According to the World Travel & Tourism Council (WTTC), up to 50 million jobs in the sector are at risk due to the COVID-19 pandemic and global travel could be adversely impacted by up to 25% in 2020 — equivalent to a loss of three months of global travel.
Zongqing Zhou, PhD, professor at the College of Hospitality and Tourism Management of Niagara University, says that “the impact of COVID-19 is going to be more lasting and game-changing for the country’s airlines than even 9/11 and the previous SARS outbreak.”
Dr. Zhou points out that: “In the case of 9/11, people felt safe enough to take part in everyday activities, including travel, as long as they witnessed active security measures.”
He says, “In the case of SARS, it was not as deadly and contagious as COVID-19 and, importantly, there was a vaccine. As soon as SARS was defeated, people felt safe to travel again.”
The trouble now, Dr. Zhou notes is that: “COVID-19 is different: it is much more contagious, more dangerous, more widespread, and there is no vaccine yet.”
And he continues: “Even after we pass the apex and the number of new cases is reduced to zero, people will still be conscious of a potential second wave. Travel would still be considered unsafe and people might still want to avoid crowds, inevitably prolonging the economic impact on the travel and tourism industries.”
Using China’s Example
Dr. Zhou says that although it is hard to predict how long international travel restrictions will be in place as the rate of new COVID-19 infections decreases, he believes that China and the city of Wuhan could be used as a guideline.
“I believe all countries should study China’s experience closely and implement similar measures,” he says. “The city of Wuhan was locked down for more than two months — 76 days to be exact — along with the rest of China.”
He points out that: “Before reopening Wuhan, other cities in China started to loosen their travel restrictions to allow people to go back to work. However, the country also placed tight restrictions on incoming international visitors, implementing a procedure of temperature checking, and 14-day quarantine periods before any visitor could freely enter China.”
He continued: “In addition, China only allowed direct international flights to safe cities and destinations, avoiding transfers to reduce the chances of virus contamination during transit.”
And while the outlook may look bleak, all hope is not lost, with Dr. Zhou pointing out that “the travel and tourism industry is the critical player in re instituting the sense of safety and security in the minds of the travellers and customers.”
Advice For The Future
He also offered some advice to the CEOs of travel, tourism or hospitality companies on the kind of measures they should take going forward.
- Hiring a Chief Safety Officer (CSO) – someone who is an expert in public health and public security.

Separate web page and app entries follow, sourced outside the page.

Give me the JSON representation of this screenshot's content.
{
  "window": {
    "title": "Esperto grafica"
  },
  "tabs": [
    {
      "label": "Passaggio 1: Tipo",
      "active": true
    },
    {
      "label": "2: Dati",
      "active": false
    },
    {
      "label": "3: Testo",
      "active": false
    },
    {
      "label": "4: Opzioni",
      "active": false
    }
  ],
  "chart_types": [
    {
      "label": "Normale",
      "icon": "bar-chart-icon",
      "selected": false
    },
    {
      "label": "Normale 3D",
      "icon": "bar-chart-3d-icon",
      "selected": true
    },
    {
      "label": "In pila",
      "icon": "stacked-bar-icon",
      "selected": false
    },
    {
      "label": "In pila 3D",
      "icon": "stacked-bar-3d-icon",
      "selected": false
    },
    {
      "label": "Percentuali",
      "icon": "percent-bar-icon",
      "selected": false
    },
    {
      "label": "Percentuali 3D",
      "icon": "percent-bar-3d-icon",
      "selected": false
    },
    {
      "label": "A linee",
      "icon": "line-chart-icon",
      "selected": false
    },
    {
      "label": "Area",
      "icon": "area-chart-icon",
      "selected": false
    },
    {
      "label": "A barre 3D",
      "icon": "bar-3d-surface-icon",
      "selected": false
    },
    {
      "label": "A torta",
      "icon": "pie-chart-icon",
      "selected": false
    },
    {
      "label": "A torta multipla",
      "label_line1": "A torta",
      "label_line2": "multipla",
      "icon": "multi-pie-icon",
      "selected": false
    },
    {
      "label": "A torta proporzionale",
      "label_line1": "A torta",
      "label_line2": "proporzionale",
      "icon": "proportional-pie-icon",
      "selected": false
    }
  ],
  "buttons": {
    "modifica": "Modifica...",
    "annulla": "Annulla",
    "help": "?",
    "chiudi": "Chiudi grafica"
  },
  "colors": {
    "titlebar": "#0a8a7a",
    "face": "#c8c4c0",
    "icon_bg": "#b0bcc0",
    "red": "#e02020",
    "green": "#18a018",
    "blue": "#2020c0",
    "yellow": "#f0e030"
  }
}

- Making public safety and security the centerpiece of management, marketing and promotion.
- Providing assurances that all customers will be well-protected within its properties or destinations, such as providing free or next to free masks, sanitation equipment, and local hospital connections if needed.
- Creating innovative programs and events focusing on social distancing, such as ‘controlled crowd travelling,’ private group travelling, family travelling, limited group size tours, and special, small group dining experiences.
- Adding ‘crisis forbearance’ to their loyalty program. Loyal program customers are automatically protected from any losses due to a crisis like COVID-19. For example, any booked flight, hotel, tour, meal, or cruise will be automatically refunded or extended for at least another year based on customers’ preferences.
“COVID-19 is certainly going to be a game changer for the travel and tourism industry,” says Dr. Zhou. “Those who can learn from this experience and implement changes in the future will be the winners; those who keep doing the same old business will be left in the dust.”
Along with being a professor at the College of Hospitality and Tourism Management of Niagara University, Dr. Zhou, who also serves as the president of the International Society of Travel and Tourism Educators (ISTTE).